§ **Work task**
The records follow. Count the lines holding "this" and give only the number.

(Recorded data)
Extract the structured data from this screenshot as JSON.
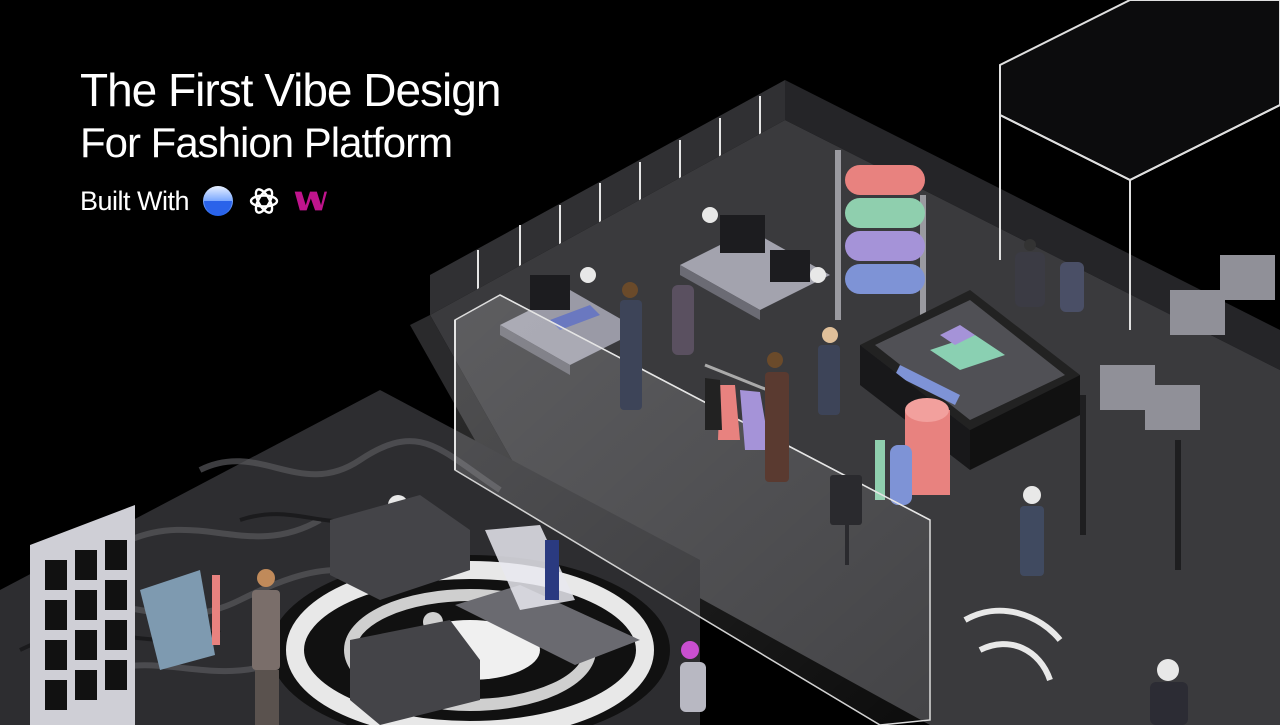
{
  "hero": {
    "title_line1": "The First Vibe Design",
    "title_line2": "For Fashion Platform",
    "built_with": "Built With",
    "logos": [
      "blue-circle-logo",
      "openai-knot-logo",
      "webflow-w-logo"
    ]
  },
  "colors": {
    "background": "#000000",
    "text": "#ffffff",
    "floor": "#2b2b2e",
    "roll_pink": "#e8827f",
    "roll_green": "#8fcfae",
    "roll_purple": "#a593d8",
    "roll_blue": "#7e93d6",
    "accent_magenta": "#c0148d",
    "accent_blue": "#2f6cf0"
  }
}
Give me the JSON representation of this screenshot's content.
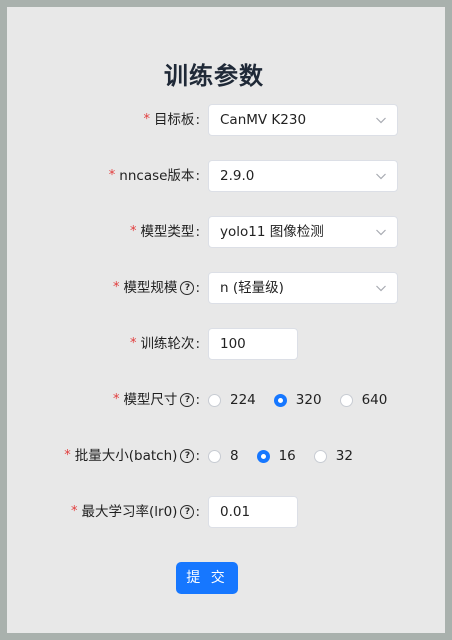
{
  "form": {
    "title": "训练参数",
    "required_mark": "*",
    "colon": ":",
    "help_glyph": "?",
    "target_board": {
      "label": "目标板",
      "value": "CanMV K230"
    },
    "nncase_version": {
      "label": "nncase版本",
      "value": "2.9.0"
    },
    "model_type": {
      "label": "模型类型",
      "value": "yolo11 图像检测"
    },
    "model_scale": {
      "label": "模型规模",
      "value": "n (轻量级)"
    },
    "epochs": {
      "label": "训练轮次",
      "value": "100"
    },
    "model_size": {
      "label": "模型尺寸",
      "options": [
        "224",
        "320",
        "640"
      ],
      "selected": "320"
    },
    "batch_size": {
      "label": "批量大小(batch)",
      "options": [
        "8",
        "16",
        "32"
      ],
      "selected": "16"
    },
    "learning_rate": {
      "label": "最大学习率(lr0)",
      "value": "0.01"
    },
    "submit_label": "提 交"
  },
  "colors": {
    "accent": "#1677ff",
    "required": "#e23b3b",
    "panel_bg": "#e8e8e8"
  }
}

§ **Answer section**
2